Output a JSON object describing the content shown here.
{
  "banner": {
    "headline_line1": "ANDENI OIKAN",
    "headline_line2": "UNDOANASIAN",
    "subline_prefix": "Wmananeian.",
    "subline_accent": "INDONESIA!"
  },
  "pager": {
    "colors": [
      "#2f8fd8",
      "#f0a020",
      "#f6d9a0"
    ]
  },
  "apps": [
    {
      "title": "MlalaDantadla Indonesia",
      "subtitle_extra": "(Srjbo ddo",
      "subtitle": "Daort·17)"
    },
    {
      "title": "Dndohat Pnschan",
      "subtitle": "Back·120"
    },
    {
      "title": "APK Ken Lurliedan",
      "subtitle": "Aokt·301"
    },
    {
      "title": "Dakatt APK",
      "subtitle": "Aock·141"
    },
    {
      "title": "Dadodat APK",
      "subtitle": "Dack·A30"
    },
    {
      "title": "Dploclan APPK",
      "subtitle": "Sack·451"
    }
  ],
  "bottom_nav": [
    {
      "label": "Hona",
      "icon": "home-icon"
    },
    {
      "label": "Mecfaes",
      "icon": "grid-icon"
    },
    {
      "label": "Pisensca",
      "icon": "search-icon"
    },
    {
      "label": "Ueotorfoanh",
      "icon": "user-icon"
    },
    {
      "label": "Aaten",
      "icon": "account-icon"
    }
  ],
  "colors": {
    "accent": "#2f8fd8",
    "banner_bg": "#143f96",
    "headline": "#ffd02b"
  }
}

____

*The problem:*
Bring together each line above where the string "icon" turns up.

*Exercise output:*
      "icon": "home-icon"
      "icon": "grid-icon"
      "icon": "search-icon"
      "icon": "user-icon"
      "icon": "account-icon"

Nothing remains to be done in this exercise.